Sometimes it’s the most ordinary experiences that yield the most sublime memories – the pleasant surprise, a beautiful view, the warmth of the sun after a dip in the ocean. For me (and I suspect I’m not alone), these experiences occur more often than not with some involvement of water.
Not long ago, for example, I was enjoying dinner with a dear friend at a particularly enjoyable Indian restaurant in Los Angeles. We ate terrific food, drank a great bottle of wine, were comfortable in a great ambiance and engaged in relaxed conversation.
As we entered, I noticed a small fountain trickling away in the corner of the dining room. It wasn’t much, but it completely suited its surroundings. I also noticed the strains of an authentic Indian Raga playing softly over the room’s sound system. It may strike some as unusual, but I’ve always enjoyed the sounds made by sitars.
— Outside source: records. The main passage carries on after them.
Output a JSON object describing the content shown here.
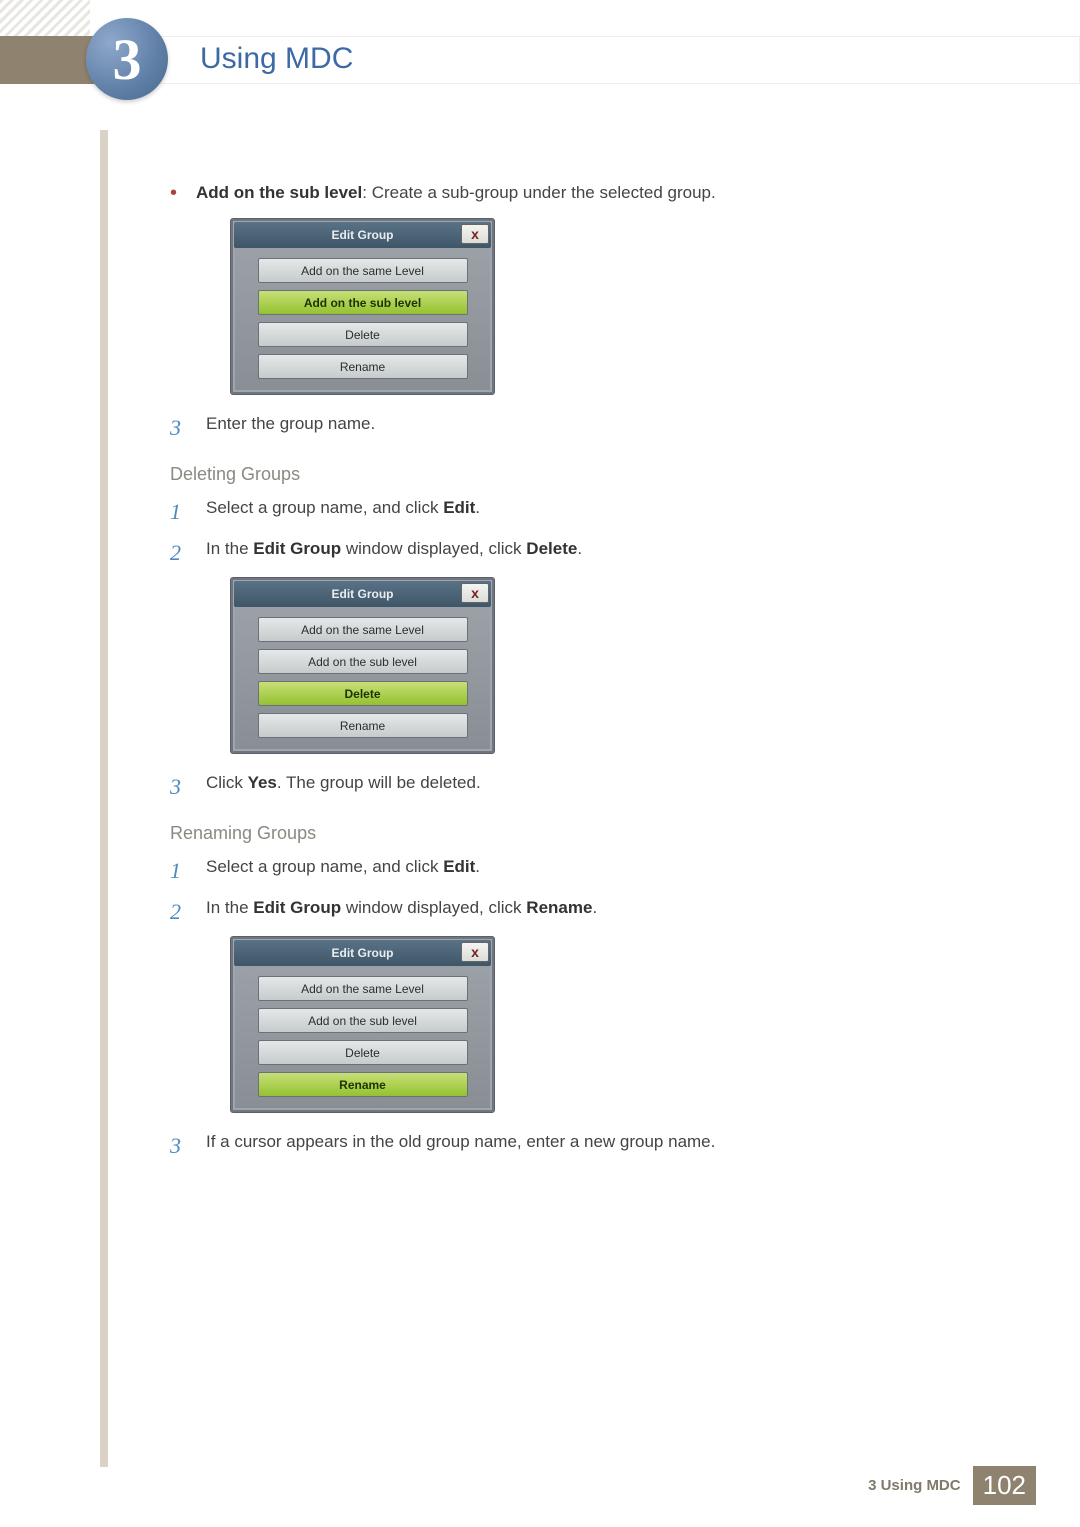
{
  "chapter": {
    "number": "3",
    "title": "Using MDC"
  },
  "body": {
    "bullet1_bold": "Add on the sub level",
    "bullet1_rest": ": Create a sub-group under the selected group.",
    "step3a": "Enter the group name.",
    "subhead_delete": "Deleting Groups",
    "del_step1_pre": "Select a group name, and click ",
    "del_step1_bold": "Edit",
    "del_step1_post": ".",
    "del_step2_pre": "In the ",
    "del_step2_b1": "Edit Group",
    "del_step2_mid": " window displayed, click ",
    "del_step2_b2": "Delete",
    "del_step2_post": ".",
    "del_step3_pre": "Click ",
    "del_step3_bold": "Yes",
    "del_step3_post": ". The group will be deleted.",
    "subhead_rename": "Renaming Groups",
    "ren_step1_pre": "Select a group name, and click ",
    "ren_step1_bold": "Edit",
    "ren_step1_post": ".",
    "ren_step2_pre": "In the ",
    "ren_step2_b1": "Edit Group",
    "ren_step2_mid": " window displayed, click ",
    "ren_step2_b2": "Rename",
    "ren_step2_post": ".",
    "ren_step3": "If a cursor appears in the old group name, enter a new group name."
  },
  "dialog": {
    "title": "Edit Group",
    "close": "x",
    "btn_same": "Add on the same Level",
    "btn_sub": "Add on the sub level",
    "btn_delete": "Delete",
    "btn_rename": "Rename"
  },
  "footer": {
    "label": "3 Using MDC",
    "page": "102"
  },
  "nums": {
    "n1": "1",
    "n2": "2",
    "n3": "3"
  }
}
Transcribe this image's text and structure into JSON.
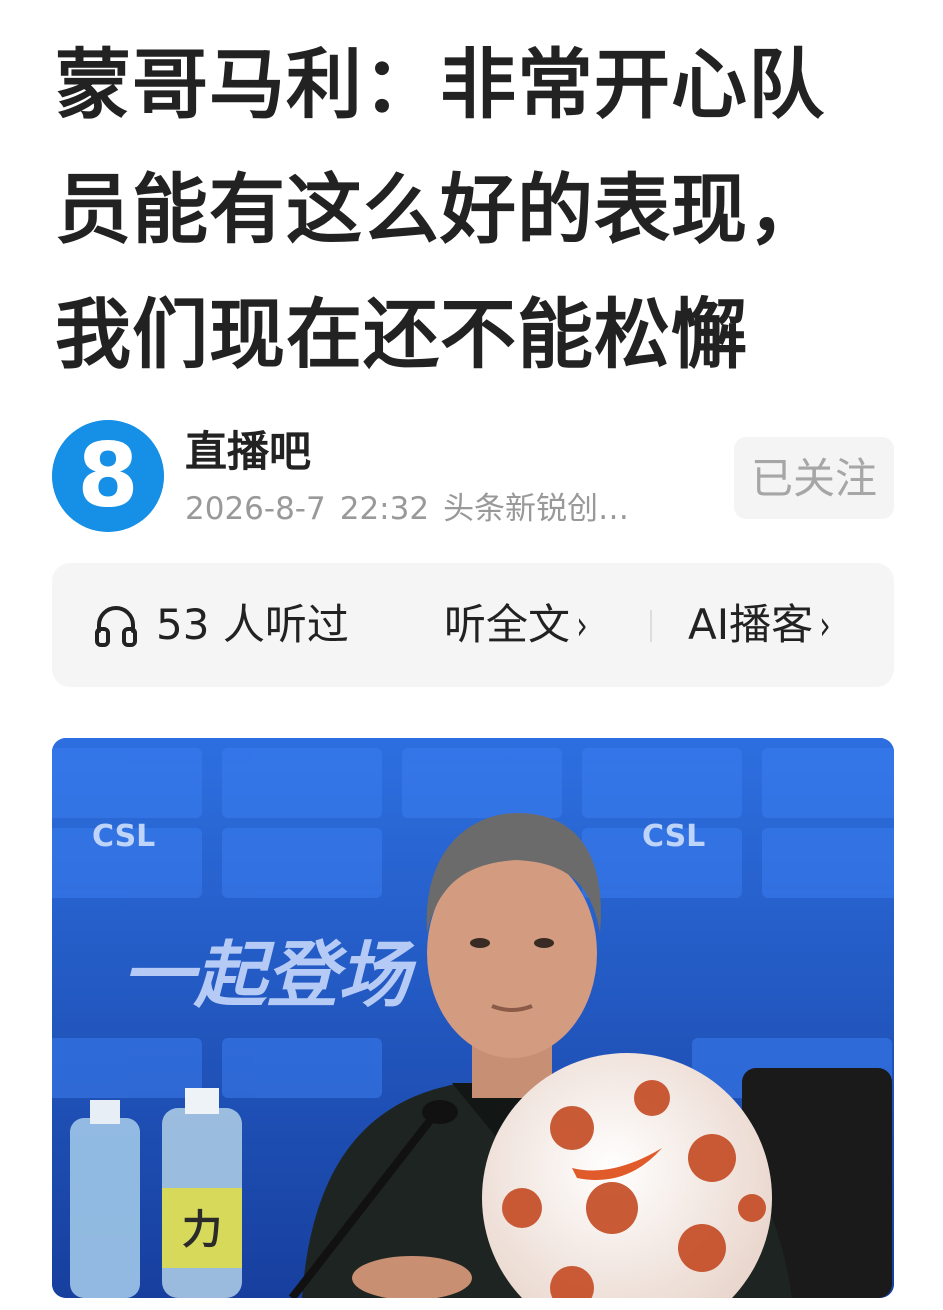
{
  "article": {
    "title_lines": [
      "蒙哥马利：非常开心队",
      "员能有这么好的表现，",
      "我们现在还不能松懈"
    ]
  },
  "author": {
    "name": "直播吧",
    "avatar_glyph": "8",
    "avatar_color": "#1590e6",
    "date": "2026-8-7",
    "time": "22:32",
    "tag": "头条新锐创…",
    "follow_label": "已关注"
  },
  "audio": {
    "listeners_count": "53",
    "listeners_label": "人听过",
    "listen_full_label": "听全文",
    "ai_podcast_label": "AI播客",
    "chevron": "›",
    "icon": "headphone-icon"
  },
  "photo": {
    "backdrop_text": "一起登场",
    "brand_mark": "CSL",
    "bottle_text": "力"
  }
}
As we were eating, the owner stopped by our table to say hello and ask how we were enjoying our meal, and I mentioned how much I liked the music. His face lit up, and he offered me an insight I’d never considered: “The tonality and rhythm has always reminded me of the sound of water,” he said. “It seems to play right along with the fountain.”
I listened to the music again with his observation in mind, and I couldn’t help noticing an almost mesmerizing intermingling of the fountain’s gentle splashing and the cascades of the musical tones. There was an order to the interplay, a distinct aesthetic experience and what seemed to me an obvious connection between the natural element and the human consciousness.
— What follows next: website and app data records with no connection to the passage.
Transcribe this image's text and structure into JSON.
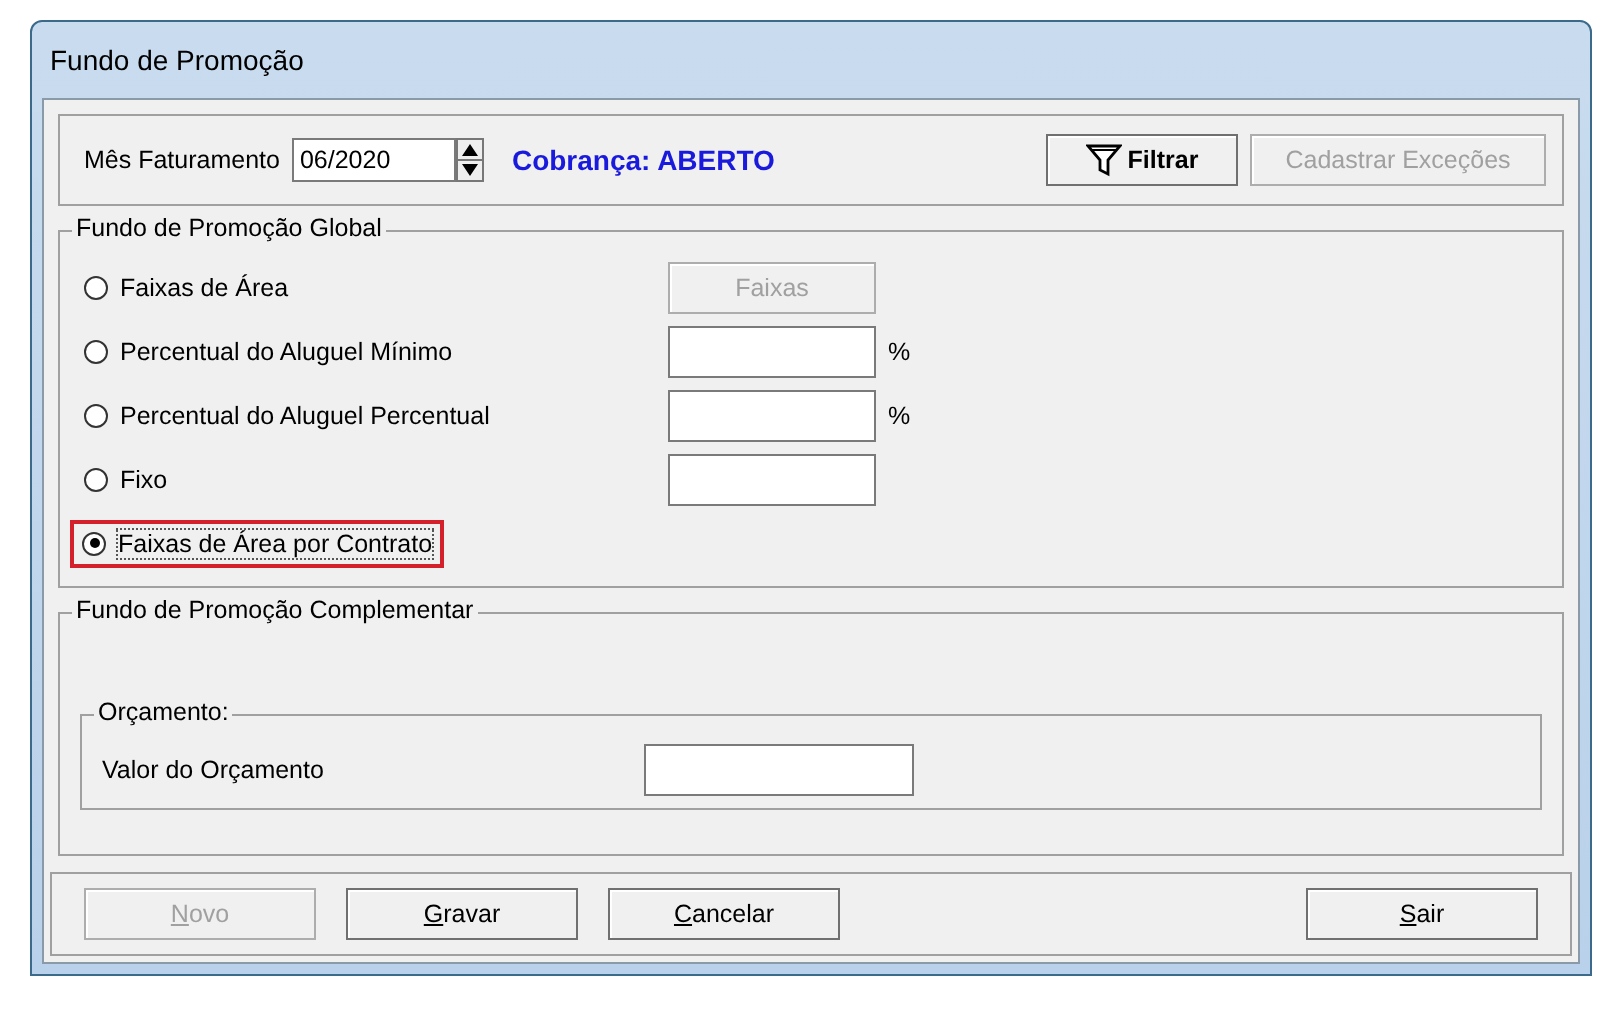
{
  "window": {
    "title": "Fundo de Promoção"
  },
  "header": {
    "month_label": "Mês Faturamento",
    "month_value": "06/2020",
    "status": "Cobrança: ABERTO",
    "filter_button": "Filtrar",
    "exceptions_button": {
      "label": "Cadastrar Exceções",
      "disabled": true
    }
  },
  "global": {
    "title": "Fundo de Promoção Global",
    "options": [
      {
        "label": "Faixas de Área",
        "selected": false,
        "highlighted": false,
        "kind": "button",
        "button": {
          "label": "Faixas",
          "disabled": true
        }
      },
      {
        "label": "Percentual do Aluguel Mínimo",
        "selected": false,
        "highlighted": false,
        "kind": "percent",
        "unit": "%"
      },
      {
        "label": "Percentual do Aluguel Percentual",
        "selected": false,
        "highlighted": false,
        "kind": "percent",
        "unit": "%"
      },
      {
        "label": "Fixo",
        "selected": false,
        "highlighted": false,
        "kind": "input"
      },
      {
        "label": "Faixas de Área por Contrato",
        "selected": true,
        "highlighted": true,
        "kind": "none"
      }
    ]
  },
  "complementar": {
    "title": "Fundo de Promoção Complementar",
    "budget": {
      "title": "Orçamento:",
      "label": "Valor do Orçamento"
    }
  },
  "left_buttons": [
    {
      "label": "Novo",
      "disabled": true
    },
    {
      "label": "Gravar",
      "disabled": false
    },
    {
      "label": "Cancelar",
      "disabled": false
    }
  ],
  "right_buttons": [
    {
      "label": "Sair",
      "disabled": false
    }
  ]
}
This revelation is nothing new, as music has often been inspired by the textures of nature. Antonio Carlos Jobim wrote songs while listening to birds singing in the forests above Rio de Janeiro, and Claude Debussy said he was inspired by the sounds of wind rushing through the meadows of Southern France.
I don’t want this to get too high-flown, but my experience in the restaurant that night helped me see that watershaping is an art form that, like music, is quite often inspired by the dynamics of the natural world and also depends on the momentary participation and perception of the viewer/listener. When it all comes together, the experience is just as elevating and engrossing, whether it’s the work of a musical composer or a watershape designer.
In this issue, we’re proud to present a profound example of the artistic power of watershaping in the work of Anthony Archer Wills, a true master of the use of water in landscapes. Please enjoy “Echoes of Enchantment,” in which he shares his formative water-related experiences as well as patterns of observation that form the heart of his extraordinary works in water, rock and plant material (click here).
His experiences don’t involve music in a literal sense, but there’s a poetry and rhythm to what he does that makes his work sing to us just the same. As I worked with him in preparing the piece for print, I was struck by the fact that, although he often works on projects with enormous physical scale and great complexity, it is the small details that capture his interest and form the core of his endeavors.
As is true of many accomplished watershapers, Wills is a devoted student of nature. If there’s something that may set him apart, however, it is that he also plies his trade with beguiling wit, delightful whimsy and a sense of “enchantment” – to borrow his favorite word.